[[ Input, beginning ]]

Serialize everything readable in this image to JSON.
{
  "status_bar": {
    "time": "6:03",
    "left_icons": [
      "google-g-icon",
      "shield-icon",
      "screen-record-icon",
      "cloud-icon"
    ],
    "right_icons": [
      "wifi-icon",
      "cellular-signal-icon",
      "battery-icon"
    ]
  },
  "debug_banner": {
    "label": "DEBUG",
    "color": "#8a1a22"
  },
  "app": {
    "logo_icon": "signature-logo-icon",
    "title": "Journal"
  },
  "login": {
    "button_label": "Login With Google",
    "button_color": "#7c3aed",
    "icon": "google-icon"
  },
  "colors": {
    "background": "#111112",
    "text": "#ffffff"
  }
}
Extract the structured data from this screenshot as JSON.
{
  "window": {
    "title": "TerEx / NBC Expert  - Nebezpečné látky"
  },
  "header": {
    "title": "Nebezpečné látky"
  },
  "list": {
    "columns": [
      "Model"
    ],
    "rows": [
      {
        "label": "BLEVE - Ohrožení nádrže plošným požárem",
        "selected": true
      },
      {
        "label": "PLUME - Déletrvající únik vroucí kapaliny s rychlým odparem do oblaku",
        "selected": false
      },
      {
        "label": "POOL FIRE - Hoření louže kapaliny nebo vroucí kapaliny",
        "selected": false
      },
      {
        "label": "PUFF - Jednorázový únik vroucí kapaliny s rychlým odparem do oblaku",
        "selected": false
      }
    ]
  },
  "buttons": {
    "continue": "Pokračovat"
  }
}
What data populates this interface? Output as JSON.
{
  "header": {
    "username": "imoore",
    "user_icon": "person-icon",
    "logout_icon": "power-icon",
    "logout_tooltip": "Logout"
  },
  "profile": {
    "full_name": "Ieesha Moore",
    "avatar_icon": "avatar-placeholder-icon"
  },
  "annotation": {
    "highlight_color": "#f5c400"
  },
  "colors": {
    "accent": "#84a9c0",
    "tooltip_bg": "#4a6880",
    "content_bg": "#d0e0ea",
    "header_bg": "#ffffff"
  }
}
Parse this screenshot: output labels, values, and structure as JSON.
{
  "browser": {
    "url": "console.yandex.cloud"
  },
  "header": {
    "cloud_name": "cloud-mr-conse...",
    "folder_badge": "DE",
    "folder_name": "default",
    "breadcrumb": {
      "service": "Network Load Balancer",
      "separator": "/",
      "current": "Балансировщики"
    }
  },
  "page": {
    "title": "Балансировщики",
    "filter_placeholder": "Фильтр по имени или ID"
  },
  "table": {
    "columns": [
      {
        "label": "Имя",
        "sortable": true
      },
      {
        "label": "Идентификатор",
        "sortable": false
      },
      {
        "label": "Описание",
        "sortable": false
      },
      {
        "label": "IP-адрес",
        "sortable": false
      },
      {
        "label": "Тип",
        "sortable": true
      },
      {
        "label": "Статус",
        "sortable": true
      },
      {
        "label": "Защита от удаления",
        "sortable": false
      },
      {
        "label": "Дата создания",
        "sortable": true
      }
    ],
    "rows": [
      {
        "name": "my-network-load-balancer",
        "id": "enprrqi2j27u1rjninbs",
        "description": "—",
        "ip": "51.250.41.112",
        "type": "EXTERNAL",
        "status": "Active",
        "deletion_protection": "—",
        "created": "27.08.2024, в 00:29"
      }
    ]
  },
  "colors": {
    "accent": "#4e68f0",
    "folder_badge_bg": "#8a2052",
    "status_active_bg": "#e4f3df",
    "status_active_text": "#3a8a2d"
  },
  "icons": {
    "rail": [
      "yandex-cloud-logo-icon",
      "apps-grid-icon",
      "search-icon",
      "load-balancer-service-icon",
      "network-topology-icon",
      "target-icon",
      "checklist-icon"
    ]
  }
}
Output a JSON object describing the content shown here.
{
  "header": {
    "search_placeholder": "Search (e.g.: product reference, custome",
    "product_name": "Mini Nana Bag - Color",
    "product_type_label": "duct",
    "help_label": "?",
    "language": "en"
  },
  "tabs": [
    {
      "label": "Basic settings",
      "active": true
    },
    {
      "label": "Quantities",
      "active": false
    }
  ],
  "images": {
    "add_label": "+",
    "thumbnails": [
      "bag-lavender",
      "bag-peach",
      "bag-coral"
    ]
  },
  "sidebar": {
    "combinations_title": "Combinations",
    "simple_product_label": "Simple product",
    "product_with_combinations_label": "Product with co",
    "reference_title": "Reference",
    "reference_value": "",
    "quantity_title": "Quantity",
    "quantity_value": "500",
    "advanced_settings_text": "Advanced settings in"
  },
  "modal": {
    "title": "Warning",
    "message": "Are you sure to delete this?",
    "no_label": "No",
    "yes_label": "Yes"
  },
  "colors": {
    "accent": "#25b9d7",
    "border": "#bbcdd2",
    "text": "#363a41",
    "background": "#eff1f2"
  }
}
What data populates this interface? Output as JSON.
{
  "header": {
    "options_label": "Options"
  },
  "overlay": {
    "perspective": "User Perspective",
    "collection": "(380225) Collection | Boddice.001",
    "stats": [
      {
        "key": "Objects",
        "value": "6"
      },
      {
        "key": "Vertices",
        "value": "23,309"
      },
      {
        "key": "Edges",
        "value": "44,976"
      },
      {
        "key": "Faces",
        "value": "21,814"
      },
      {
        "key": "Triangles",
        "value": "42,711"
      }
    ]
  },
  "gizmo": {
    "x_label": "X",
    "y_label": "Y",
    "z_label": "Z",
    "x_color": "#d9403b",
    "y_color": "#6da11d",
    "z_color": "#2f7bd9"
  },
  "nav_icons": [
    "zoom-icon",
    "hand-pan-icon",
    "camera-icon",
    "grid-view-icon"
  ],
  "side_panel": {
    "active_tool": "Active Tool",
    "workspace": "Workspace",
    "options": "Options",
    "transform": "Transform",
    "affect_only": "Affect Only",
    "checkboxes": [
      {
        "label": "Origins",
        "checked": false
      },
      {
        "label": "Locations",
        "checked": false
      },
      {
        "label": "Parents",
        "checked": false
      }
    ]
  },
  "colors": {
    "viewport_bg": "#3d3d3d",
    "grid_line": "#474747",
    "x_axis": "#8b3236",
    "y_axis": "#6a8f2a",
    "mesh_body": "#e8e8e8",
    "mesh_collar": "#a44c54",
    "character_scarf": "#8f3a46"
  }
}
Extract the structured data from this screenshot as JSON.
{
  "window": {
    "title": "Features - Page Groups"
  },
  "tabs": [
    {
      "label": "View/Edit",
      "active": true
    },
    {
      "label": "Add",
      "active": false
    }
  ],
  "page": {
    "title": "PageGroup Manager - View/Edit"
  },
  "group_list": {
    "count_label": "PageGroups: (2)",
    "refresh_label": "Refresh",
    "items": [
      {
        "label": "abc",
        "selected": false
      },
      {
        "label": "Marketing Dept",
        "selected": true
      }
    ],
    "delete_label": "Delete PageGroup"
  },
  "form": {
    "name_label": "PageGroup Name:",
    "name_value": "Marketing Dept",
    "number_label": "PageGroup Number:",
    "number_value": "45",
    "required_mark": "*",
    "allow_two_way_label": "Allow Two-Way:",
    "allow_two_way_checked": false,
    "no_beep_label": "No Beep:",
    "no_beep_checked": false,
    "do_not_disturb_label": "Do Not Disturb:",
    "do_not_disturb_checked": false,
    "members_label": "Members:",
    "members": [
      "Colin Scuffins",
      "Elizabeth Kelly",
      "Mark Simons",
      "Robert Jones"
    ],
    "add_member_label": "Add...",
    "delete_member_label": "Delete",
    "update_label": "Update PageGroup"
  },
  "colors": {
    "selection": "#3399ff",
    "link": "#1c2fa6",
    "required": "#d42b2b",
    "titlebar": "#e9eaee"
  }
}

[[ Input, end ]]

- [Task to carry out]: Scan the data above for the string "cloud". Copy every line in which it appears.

- [Response]:
      "cloud-icon"
    "url": "console.yandex.cloud"
    "cloud_name": "cloud-mr-conse...",
      "yandex-cloud-logo-icon",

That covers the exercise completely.